I have to admit that, despite my well-known love for over-the-top Lifetime melodrama, I was not particularly enthusiastic about watching My Sweet Audrina.  Though I missed the film when it was originally broadcast, I did see the commercials leading up to it.  “From the author of Flowers In The Attic,” the commercials announced, which led me to believe that My Sweet Audrina would be yet another installment in the Flowers saga.  And don’t get me wrong — I enjoyed Flowers In The Attic and I thought If There Be Thorns had some good moments but, after four movies about that messed up, incestuous family, I was ready to move on.

However, once I started watching the film, I quickly discovered that — despite some definite similarities — My Sweet Audrina has nothing to do with Flowers in the Attic.  True, it does deal with family secrets and sexual repression and a young woman who is never allowed to leave her family’s Victorian mansion but other than that, it has absolutely nothing to do with Flowers In the Attic.

Audrina (India Eisley) believes that she is nine years old but she is actually a teenager.  She spends almost all of her time isolated from the rest of the world.  Her father (James Tupper) refuses to let Audrina interact with the outside world, convinced that she will suffer the same fate that happened to a mysterious figure known as “the first Audrina.”  Audrina’s older sister, Vera (Toni Atkins), is jealous of the attention that their father devotes to Audrina.  She deals with her anger by intentionally injuring herself and having sex with everyone she meets and then taunting the repressed Audrina with the details.  When a handsome piano teacher shows up to give her lessons, Audrina is ashamed when she feels attracted to him and then is angered when Vera steals him away.

Fortunately for Audrina, a very understanding neighbor named Arden Lowe (William Moseley) has fallen for in love with her.  (In what world does a handsome young man fall in love with a strange girl who has no friends, no understanding of the world, and is totally terrified of sex?  The world of Lifetime, of course!)  However, even after marrying Arden, Audrina is still haunted by disturbing nightmares and is incapable of enjoying sex.
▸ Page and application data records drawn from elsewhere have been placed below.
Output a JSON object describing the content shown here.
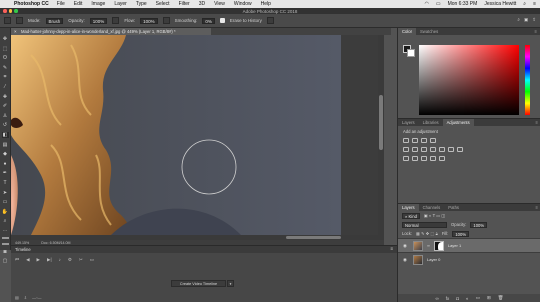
{
  "menubar": {
    "app_name": "Photoshop CC",
    "items": [
      "File",
      "Edit",
      "Image",
      "Layer",
      "Type",
      "Select",
      "Filter",
      "3D",
      "View",
      "Window",
      "Help"
    ],
    "clock": "Mon 6:33 PM",
    "user": "Jessica Hewitt"
  },
  "window": {
    "title": "Adobe Photoshop CC 2018"
  },
  "options": {
    "mode_label": "Mode:",
    "mode_value": "Brush",
    "opacity_label": "Opacity:",
    "opacity_value": "100%",
    "flow_label": "Flow:",
    "flow_value": "100%",
    "smoothing_label": "Smoothing:",
    "smoothing_value": "0%",
    "erase_history_label": "Erase to History"
  },
  "document": {
    "tab_title": "Mad-hatter-johnny-depp-in-alice-in-wonderland_xf.jpg @ 449% (Layer 1, RGB/8#) *",
    "zoom": "449.15%",
    "doc_size": "Doc: 6.50M/14.0M"
  },
  "timeline": {
    "title": "Timeline",
    "create_button": "Create Video Timeline"
  },
  "color_panel": {
    "tabs": [
      "Color",
      "Swatches"
    ],
    "accent_hue": "#ff0000"
  },
  "adjustments_panel": {
    "tabs": [
      "Layers",
      "Libraries",
      "Adjustments"
    ],
    "add_label": "Add an adjustment"
  },
  "layers_panel": {
    "tabs": [
      "Layers",
      "Channels",
      "Paths"
    ],
    "kind_filter": "Kind",
    "blend_mode": "Normal",
    "opacity_label": "Opacity:",
    "opacity_value": "100%",
    "lock_label": "Lock:",
    "fill_label": "Fill:",
    "fill_value": "100%",
    "layers": [
      {
        "name": "Layer 1",
        "selected": true
      },
      {
        "name": "Layer 0",
        "selected": false
      }
    ]
  }
}
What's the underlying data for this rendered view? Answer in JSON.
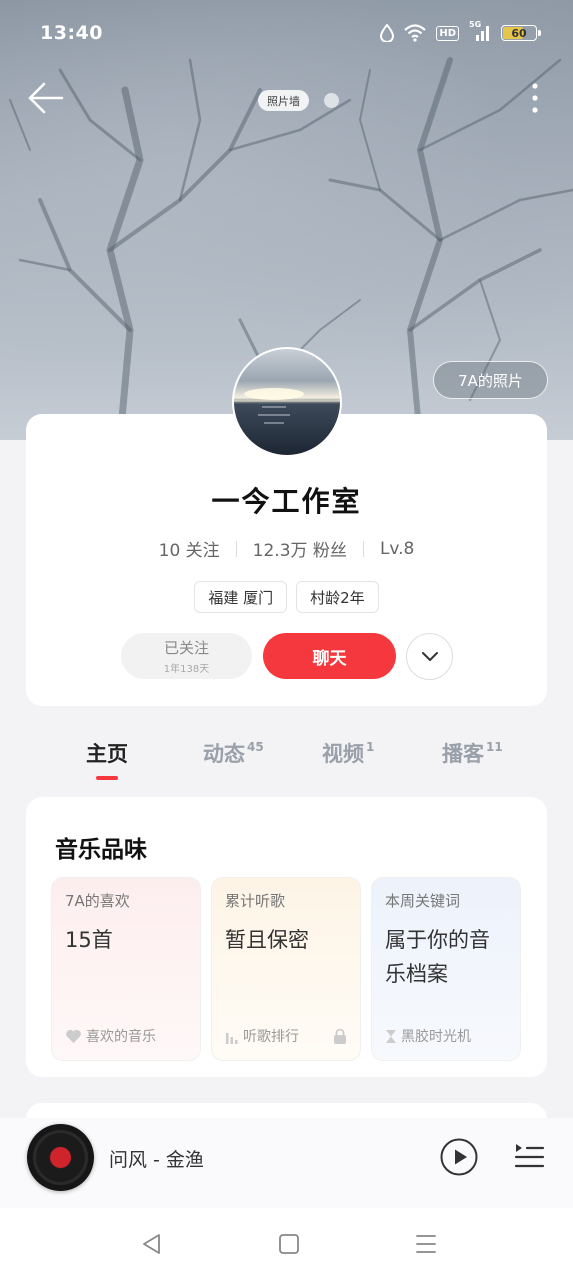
{
  "status_bar": {
    "time": "13:40",
    "hd_label": "HD",
    "network_label": "5G",
    "battery_level": "60"
  },
  "header": {
    "photo_wall_label": "照片墙",
    "photos_button_label": "7A的照片"
  },
  "profile": {
    "name": "一今工作室",
    "following": "10 关注",
    "fans": "12.3万 粉丝",
    "level": "Lv.8",
    "tags": [
      "福建 厦门",
      "村龄2年"
    ],
    "following_button_label": "已关注",
    "following_duration": "1年138天",
    "chat_button_label": "聊天"
  },
  "tabs": [
    {
      "label": "主页",
      "badge": ""
    },
    {
      "label": "动态",
      "badge": "45"
    },
    {
      "label": "视频",
      "badge": "1"
    },
    {
      "label": "播客",
      "badge": "11"
    }
  ],
  "music_taste": {
    "title": "音乐品味",
    "tiles": [
      {
        "label": "7A的喜欢",
        "value": "15首",
        "footer": "喜欢的音乐"
      },
      {
        "label": "累计听歌",
        "value": "暂且保密",
        "footer": "听歌排行"
      },
      {
        "label": "本周关键词",
        "value": "属于你的音乐档案",
        "footer": "黑胶时光机"
      }
    ]
  },
  "player": {
    "song": "问风 - 金渔"
  },
  "colors": {
    "accent": "#f5383d",
    "tile_pink": "#fdeeee",
    "tile_yellow": "#fdf4e6",
    "tile_blue": "#edf2fb"
  }
}
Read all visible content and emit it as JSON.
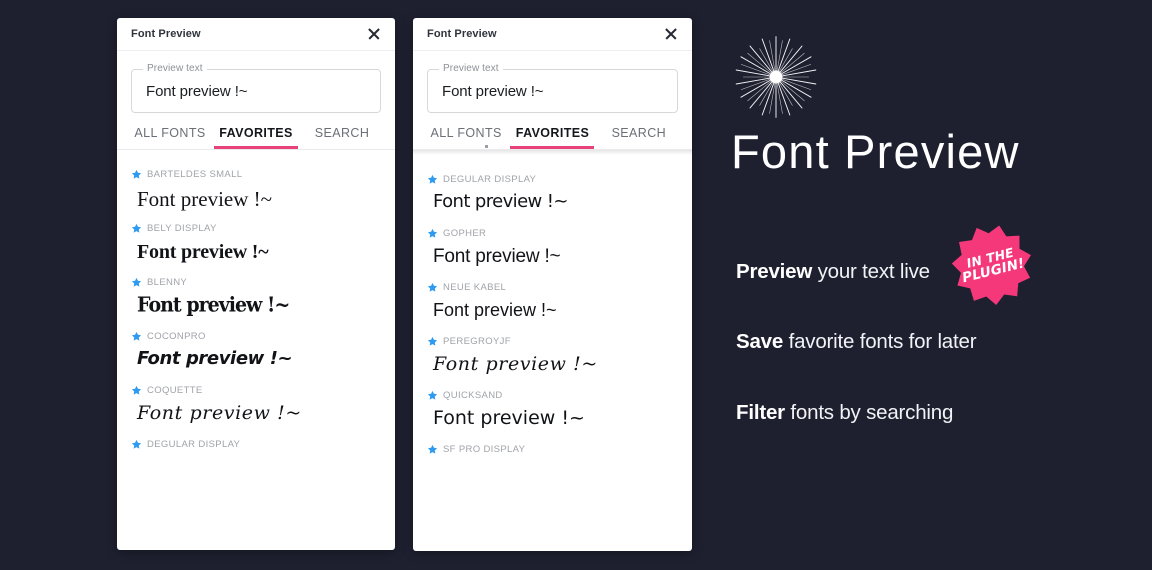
{
  "background_color": "#1e2030",
  "accent_pink": "#e8427b",
  "star_blue": "#2e9bf0",
  "badge_pink": "#f5387a",
  "panels": [
    {
      "id": "panel-1",
      "title": "Font Preview",
      "close_icon": "close-icon",
      "field": {
        "legend": "Preview text",
        "value": "Font preview !~",
        "placeholder": "Font preview !~"
      },
      "tabs": [
        {
          "label": "ALL FONTS",
          "active": false
        },
        {
          "label": "FAVORITES",
          "active": true
        },
        {
          "label": "SEARCH",
          "active": false
        }
      ],
      "scrolled": false,
      "fonts": [
        {
          "name": "BARTELDES SMALL",
          "sample": "Font preview !~",
          "style": "s-serif",
          "favorited": true
        },
        {
          "name": "BELY DISPLAY",
          "sample": "Font preview !~",
          "style": "s-fatserif",
          "favorited": true
        },
        {
          "name": "BLENNY",
          "sample": "Font preview !~",
          "style": "s-heavy",
          "favorited": true
        },
        {
          "name": "COCONPRO",
          "sample": "Font preview !~",
          "style": "s-italic",
          "favorited": true
        },
        {
          "name": "COQUETTE",
          "sample": "Font preview !~",
          "style": "s-script",
          "favorited": true
        },
        {
          "name": "DEGULAR DISPLAY",
          "sample": "",
          "style": "s-sans",
          "favorited": true
        }
      ]
    },
    {
      "id": "panel-2",
      "title": "Font Preview",
      "close_icon": "close-icon",
      "field": {
        "legend": "Preview text",
        "value": "Font preview !~",
        "placeholder": "Font preview !~"
      },
      "tabs": [
        {
          "label": "ALL FONTS",
          "active": false
        },
        {
          "label": "FAVORITES",
          "active": true
        },
        {
          "label": "SEARCH",
          "active": false
        }
      ],
      "scrolled": true,
      "fonts": [
        {
          "name": "DEGULAR DISPLAY",
          "sample": "Font preview !~",
          "style": "s-sans",
          "favorited": true
        },
        {
          "name": "GOPHER",
          "sample": "Font preview !~",
          "style": "s-geo",
          "favorited": true
        },
        {
          "name": "NEUE KABEL",
          "sample": "Font preview !~",
          "style": "s-thin",
          "favorited": true
        },
        {
          "name": "PEREGROYJF",
          "sample": "Font preview !~",
          "style": "s-script",
          "favorited": true
        },
        {
          "name": "QUICKSAND",
          "sample": "Font preview !~",
          "style": "s-round",
          "favorited": true
        },
        {
          "name": "SF PRO DISPLAY",
          "sample": "",
          "style": "s-geo",
          "favorited": true
        }
      ]
    }
  ],
  "promo": {
    "logo_icon": "starburst-icon",
    "product_name": "Font Preview",
    "badge": {
      "line1": "IN THE",
      "line2": "PLUGIN!"
    },
    "features": [
      {
        "strong": "Preview",
        "rest": " your text live"
      },
      {
        "strong": "Save",
        "rest": " favorite fonts for later"
      },
      {
        "strong": "Filter",
        "rest": " fonts by searching"
      }
    ]
  }
}
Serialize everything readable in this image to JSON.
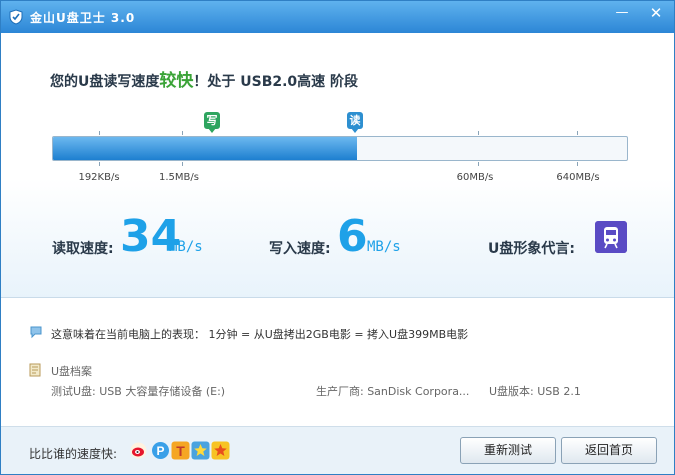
{
  "window": {
    "title": "金山U盘卫士 3.0"
  },
  "controls": {
    "minimize": "—",
    "close": "✕"
  },
  "headline": {
    "prefix": "您的U盘读写速度",
    "rating": "较快",
    "suffix": "！处于 USB2.0高速 阶段"
  },
  "scale": {
    "write_marker": "写",
    "read_marker": "读",
    "read_progress_percent": 53,
    "labels": [
      "192KB/s",
      "1.5MB/s",
      "60MB/s",
      "640MB/s"
    ]
  },
  "metrics": {
    "read_label": "读取速度:",
    "read_value": "34",
    "read_unit": "MB/s",
    "write_label": "写入速度:",
    "write_value": "6",
    "write_unit": "MB/s",
    "spokesperson_label": "U盘形象代言:"
  },
  "info": {
    "meaning": "这意味着在当前电脑上的表现： 1分钟 = 从U盘拷出2GB电影 = 拷入U盘399MB电影",
    "archive_title": "U盘档案",
    "device": "测试U盘: USB 大容量存储设备 (E:)",
    "manufacturer": "生产厂商: SanDisk Corpora...",
    "version": "U盘版本: USB 2.1"
  },
  "bottom": {
    "compare_label": "比比谁的速度快:",
    "share_icons": [
      "weibo-icon",
      "p-icon",
      "t-icon",
      "star-icon",
      "qzone-icon"
    ],
    "retest_button": "重新测试",
    "home_button": "返回首页"
  },
  "colors": {
    "accent": "#1ea1e8",
    "rating": "#3aa337",
    "titlebar": "#3b93dd"
  }
}
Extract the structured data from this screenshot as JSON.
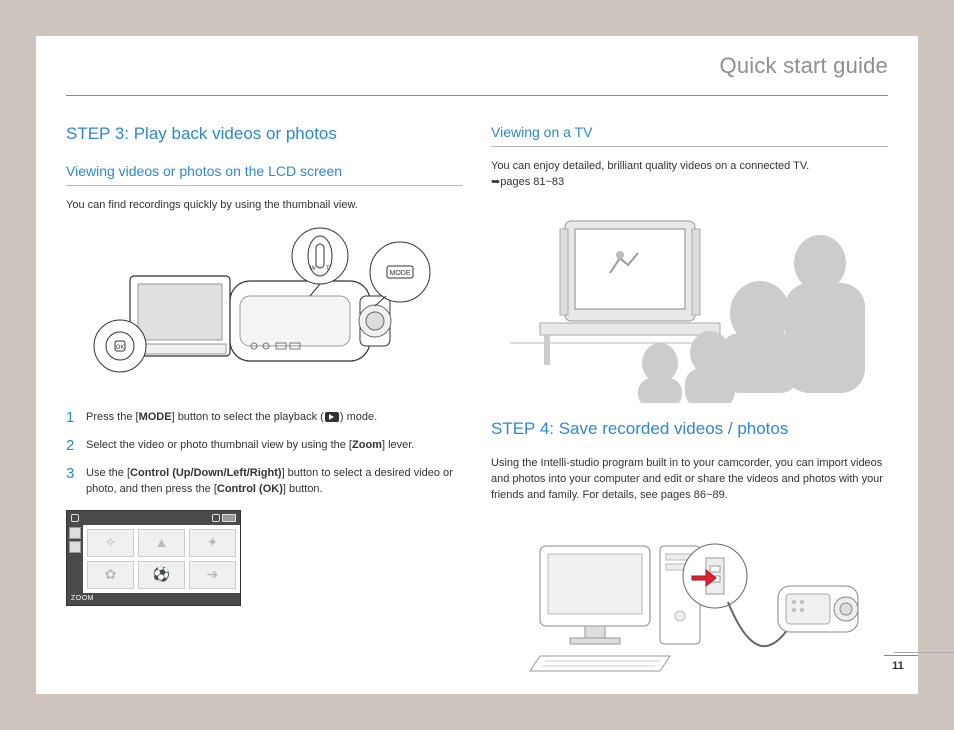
{
  "header": {
    "title": "Quick start guide"
  },
  "left": {
    "step_heading": "STEP 3: Play back videos or photos",
    "sub_heading": "Viewing videos or photos on the LCD screen",
    "intro": "You can find recordings quickly by using the thumbnail view.",
    "mode_label": "MODE",
    "ok_label": "OK",
    "zoom_letters": {
      "w": "W",
      "t": "T"
    },
    "steps": [
      {
        "num": "1",
        "pre": "Press the [",
        "bold": "MODE",
        "post": "] button to select the playback (",
        "post2": ") mode."
      },
      {
        "num": "2",
        "pre": "Select the video or photo thumbnail view by using the [",
        "bold": "Zoom",
        "post": "] lever."
      },
      {
        "num": "3",
        "pre": "Use the [",
        "bold": "Control (Up/Down/Left/Right)",
        "mid": "] button to select a desired video or photo, and then press the [",
        "bold2": "Control (OK)",
        "post": "] button."
      }
    ],
    "thumb_foot": "ZOOM"
  },
  "right": {
    "sub_heading": "Viewing on a TV",
    "tv_text": "You can enjoy detailed, brilliant quality videos on a connected TV.",
    "tv_ref": "➥pages 81~83",
    "step4_heading": "STEP 4: Save recorded videos / photos",
    "step4_text": "Using the Intelli-studio program built in to your camcorder, you can import videos and photos into your computer and edit or share the videos and photos with your friends and family. For details, see pages 86~89."
  },
  "page_number": "11"
}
Of course, it all comes down to the mystery of what happened to the first Audrina.  And fear not!  All questions are eventually answered.  Of course, the answers don’t really make any sense but I guess that’s kind of the point.  The melodrama of My Sweet Audrina is so pure and unapologetically over the top that it doesn’t have to follow any logic other than its own.

Visually, My Sweet Audrina follows the lushly gothic pattern previously established by Flowers In The Attic.  The sets are elaborate, the clothes are to die for (even Audrina’s supposedly drab outfits have a definite flair to the,), and all of the performers are nice to look at.  India Eisley does a good job as Audrina but, for me, Toni Atkins stole the entire film as the obsessively self-destructive Vera.

For lovers of over-the-top melodrama, My Sweet Audrina is a lot of fun.

And if you’re not a lover of over-the-top melodrama … well, then you probably wouldn’t be watching Lifetime in the first place!

(But, to answer the question I asked at the start of this review, My Sweet Audrina is not as good as The Bridge on The River Kwai.  But it’s still pretty entertaining!)